A retainer fee is an upfront fee paid by a client to a professional, ensuring the professional’s commitment to the client and that they will be available to perform future work for the client. This fee effectively “retains” the professional’s services. Retainer fees are common in professions such as law, consulting, and some areas of creative services.
The specifics of how a retainer works can vary:
- Regular Availability: In some cases, especially in legal or consulting fields, the retainer is for ensuring the professional’s availability when needed, rather than payment for any specific work done.
- Prepayment for Future Services: Often, the retainer fee is treated like a down payment or credit for future work. As the professional completes tasks or provides services, they deduct their fees from the retainer amount. Once the retainer is used up, the client might be asked to replenish it or be billed separately for additional work.
- Monthly Retainer: Some professionals charge a monthly retainer fee, especially when consistent, ongoing work is anticipated. This can be common in fields like public relations or with consultants who provide regular guidance to a business.
- Non-Refundable: Many retainer fees are non-refundable. This means if the client ends up not using the professional’s services, they might not get the retainer fee back. However, terms can vary, so it’s essential to clarify this point in the retainer agreement.
Retainer fees serve a purpose for both the professional and the client. For the professional, it ensures that they are compensated for setting aside their time and not taking on other potential projects or clients. For the client, it guarantees access to the professional’s services when needed. As always, the specific terms and conditions related to a retainer fee should be clearly outlined in a written agreement to avoid misunderstandings.
Example of a Retainer Fee
Let’s use the example of a lawyer and a client.
Jane is a business owner who anticipates requiring legal services regularly over the next year due to potential business expansions, contracts, and occasional litigation issues.

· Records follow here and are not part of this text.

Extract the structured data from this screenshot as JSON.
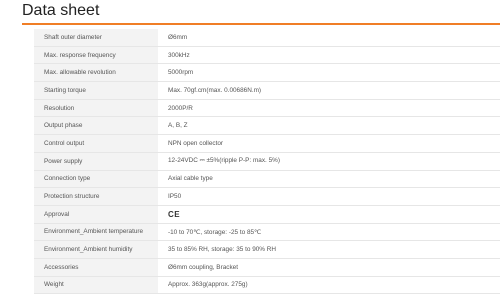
{
  "page": {
    "title": "Data sheet",
    "accent_color": "#f07e26"
  },
  "spec_rows": [
    {
      "label": "Shaft outer diameter",
      "value": "Ø6mm"
    },
    {
      "label": "Max. response frequency",
      "value": "300kHz"
    },
    {
      "label": "Max. allowable revolution",
      "value": "5000rpm"
    },
    {
      "label": "Starting torque",
      "value": "Max. 70gf.cm(max. 0.00686N.m)"
    },
    {
      "label": "Resolution",
      "value": "2000P/R"
    },
    {
      "label": "Output phase",
      "value": "A, B, Z"
    },
    {
      "label": "Control output",
      "value": "NPN open collector"
    },
    {
      "label": "Power supply",
      "value": "12-24VDC ⎓ ±5%(ripple P-P: max. 5%)"
    },
    {
      "label": "Connection type",
      "value": "Axial cable type"
    },
    {
      "label": "Protection structure",
      "value": "IP50"
    },
    {
      "label": "Approval",
      "value": "CE"
    },
    {
      "label": "Environment_Ambient temperature",
      "value": "-10 to 70℃, storage: -25 to 85℃"
    },
    {
      "label": "Environment_Ambient humidity",
      "value": "35 to 85% RH, storage: 35 to 90% RH"
    },
    {
      "label": "Accessories",
      "value": "Ø6mm coupling, Bracket"
    },
    {
      "label": "Weight",
      "value": "Approx. 363g(approx. 275g)"
    }
  ]
}
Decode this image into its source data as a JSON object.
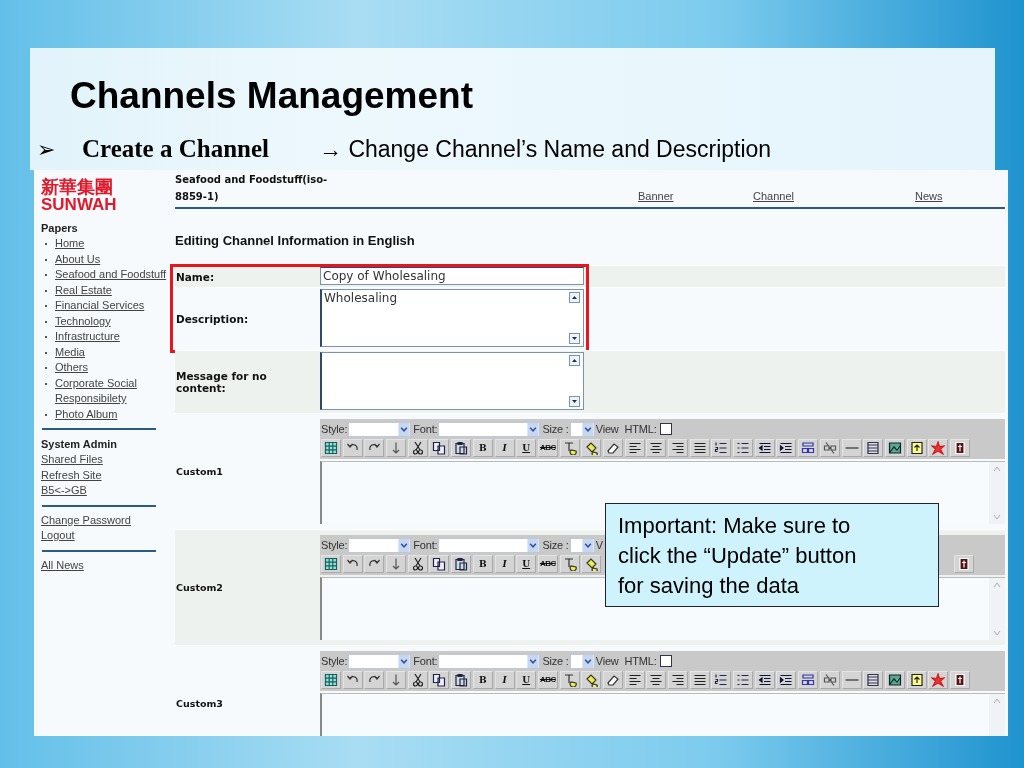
{
  "slide": {
    "title": "Channels Management",
    "bullet_marker": "➢",
    "bullet": "Create a Channel",
    "arrow": "→",
    "note": "Change Channel’s Name and Description"
  },
  "site": {
    "logo_chinese": "新華集團",
    "logo_latin": "SUNWAH",
    "page_title_lines": [
      "Seafood and Foodstuff(iso-",
      "8859-1)"
    ],
    "nav": [
      "Banner",
      "Channel",
      "News"
    ],
    "heading": "Editing Channel Information in English"
  },
  "sidebar": [
    {
      "heading": "Papers",
      "kind": "bulleted",
      "items": [
        "Home",
        "About Us",
        "Seafood and Foodstuff",
        "Real Estate",
        "Financial Services",
        "Technology",
        "Infrastructure",
        "Media",
        "Others",
        "Corporate Social Responsibilety",
        "Photo Album"
      ]
    },
    {
      "heading": "System Admin",
      "kind": "plain",
      "items": [
        "Shared Files",
        "Refresh Site",
        "B5<->GB"
      ]
    },
    {
      "kind": "plain",
      "items": [
        "Change Password",
        "Logout"
      ]
    },
    {
      "kind": "plain",
      "items": [
        "All News"
      ]
    }
  ],
  "fields": [
    {
      "label": "Name:",
      "kind": "input",
      "value": "Copy of Wholesaling",
      "highlighted": true
    },
    {
      "label": "Description:",
      "kind": "textarea",
      "value": "Wholesaling",
      "highlighted": true
    },
    {
      "label": "Message for no content:",
      "kind": "textarea",
      "highlighted": false
    }
  ],
  "editors": [
    {
      "label": "Custom1",
      "style_label": "Style:",
      "font_label": "Font:",
      "size_label": "Size :",
      "view_label": "View",
      "html_label": "HTML:",
      "html_checked": false,
      "tools": [
        {
          "kind": "table"
        },
        {
          "kind": "undo"
        },
        {
          "kind": "redo"
        },
        {
          "kind": "down"
        },
        {
          "kind": "cut"
        },
        {
          "kind": "copy"
        },
        {
          "kind": "paste"
        },
        {
          "kind": "bold",
          "label": "B"
        },
        {
          "kind": "italic",
          "label": "I"
        },
        {
          "kind": "underline",
          "label": "U"
        },
        {
          "kind": "strike",
          "label": "ABC"
        },
        {
          "kind": "textcolor"
        },
        {
          "kind": "bgcolor"
        },
        {
          "kind": "eraser"
        },
        {
          "kind": "left"
        },
        {
          "kind": "center"
        },
        {
          "kind": "right"
        },
        {
          "kind": "justify"
        },
        {
          "kind": "ol"
        },
        {
          "kind": "ul"
        },
        {
          "kind": "outdent"
        },
        {
          "kind": "indent"
        },
        {
          "kind": "link"
        },
        {
          "kind": "unlink"
        },
        {
          "kind": "rule"
        },
        {
          "kind": "grid"
        },
        {
          "kind": "image"
        },
        {
          "kind": "upload"
        },
        {
          "kind": "flash"
        },
        {
          "kind": "special"
        }
      ]
    },
    {
      "label": "Custom2",
      "style_label": "Style:",
      "font_label": "Font:",
      "size_label": "Size :",
      "view_label": "V",
      "tools": [
        {
          "kind": "table"
        },
        {
          "kind": "undo"
        },
        {
          "kind": "redo"
        },
        {
          "kind": "down"
        },
        {
          "kind": "cut"
        },
        {
          "kind": "copy"
        },
        {
          "kind": "paste"
        },
        {
          "kind": "bold",
          "label": "B"
        },
        {
          "kind": "italic",
          "label": "I"
        },
        {
          "kind": "underline",
          "label": "U"
        },
        {
          "kind": "strike",
          "label": "ABC"
        },
        {
          "kind": "textcolor"
        },
        {
          "kind": "bgcolor"
        },
        {
          "kind": "covered"
        },
        {
          "kind": "special"
        }
      ]
    },
    {
      "label": "Custom3",
      "style_label": "Style:",
      "font_label": "Font:",
      "size_label": "Size :",
      "view_label": "View",
      "html_label": "HTML:",
      "html_checked": false,
      "tools": [
        {
          "kind": "table"
        },
        {
          "kind": "undo"
        },
        {
          "kind": "redo"
        },
        {
          "kind": "down"
        },
        {
          "kind": "cut"
        },
        {
          "kind": "copy"
        },
        {
          "kind": "paste"
        },
        {
          "kind": "bold",
          "label": "B"
        },
        {
          "kind": "italic",
          "label": "I"
        },
        {
          "kind": "underline",
          "label": "U"
        },
        {
          "kind": "strike",
          "label": "ABC"
        },
        {
          "kind": "textcolor"
        },
        {
          "kind": "bgcolor"
        },
        {
          "kind": "eraser"
        },
        {
          "kind": "left"
        },
        {
          "kind": "center"
        },
        {
          "kind": "right"
        },
        {
          "kind": "justify"
        },
        {
          "kind": "ol"
        },
        {
          "kind": "ul"
        },
        {
          "kind": "outdent"
        },
        {
          "kind": "indent"
        },
        {
          "kind": "link"
        },
        {
          "kind": "unlink"
        },
        {
          "kind": "rule"
        },
        {
          "kind": "grid"
        },
        {
          "kind": "image"
        },
        {
          "kind": "upload"
        },
        {
          "kind": "flash"
        },
        {
          "kind": "special"
        }
      ]
    }
  ],
  "callout": {
    "text": "Important: Make sure to click the “Update” button for saving the data"
  }
}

She approaches Attorney Mark to help her with these legal matters.
- Jane agrees to pay Mark a retainer fee of $10,000 upfront.
- Mark’s hourly rate is $250.
- The retainer fee will be held in a trust account, and Mark will bill against this amount for services rendered.
- At the end of each month, Mark will provide an itemized invoice showing the hours worked and the total amount deducted from the retainer.
- If the retainer balance falls below $2,000, Jane agrees to top it back up to the $10,000 level.
- Any unused amount of the retainer will be returned to Jane at the end of the year or when the professional relationship ends.
- The retainer ensures Jane priority access to Mark’s services whenever required.
Example in Practice:
In the first month:
- Mark works 12 hours on various legal matters for Jane.
- He therefore bills her 12 x $250 = $3,000.
- This amount is deducted from the initial retainer fee.
- The remaining balance in the retainer is $10,000 – $3,000 = $7,000.
In the second month:
- Mark works 20 hours for Jane.
- He bills her 20 xs $250 = $5,000.
- The remaining balance in the retainer after this month is $7,000 – $5,000 = $2,000.
Given the agreement, Jane would need to replenish the retainer back to $10,000 before the next month.
This example demonstrates how a retainer fee works in a professional context, providing clarity and assurance to both the client and the service provider regarding payment and service expectations.